**YOUR TASK**
Your answer should be one number, the count of lines in the data that hold "value".

INPUT DATA section start

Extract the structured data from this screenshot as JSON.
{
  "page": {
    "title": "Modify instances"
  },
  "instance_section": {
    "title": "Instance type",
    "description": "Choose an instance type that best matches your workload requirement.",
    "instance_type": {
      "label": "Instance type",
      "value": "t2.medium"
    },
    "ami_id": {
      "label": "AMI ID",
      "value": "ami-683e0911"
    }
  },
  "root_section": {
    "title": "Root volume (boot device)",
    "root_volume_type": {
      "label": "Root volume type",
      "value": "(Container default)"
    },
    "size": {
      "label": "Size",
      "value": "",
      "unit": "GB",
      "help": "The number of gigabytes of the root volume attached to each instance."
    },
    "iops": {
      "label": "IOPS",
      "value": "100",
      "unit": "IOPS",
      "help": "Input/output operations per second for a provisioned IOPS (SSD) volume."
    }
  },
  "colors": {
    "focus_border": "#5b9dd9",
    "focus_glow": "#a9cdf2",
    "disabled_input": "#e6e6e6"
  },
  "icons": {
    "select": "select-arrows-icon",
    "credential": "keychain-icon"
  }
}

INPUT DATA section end

**SOLUTION FOR THIS PROBLEM**
5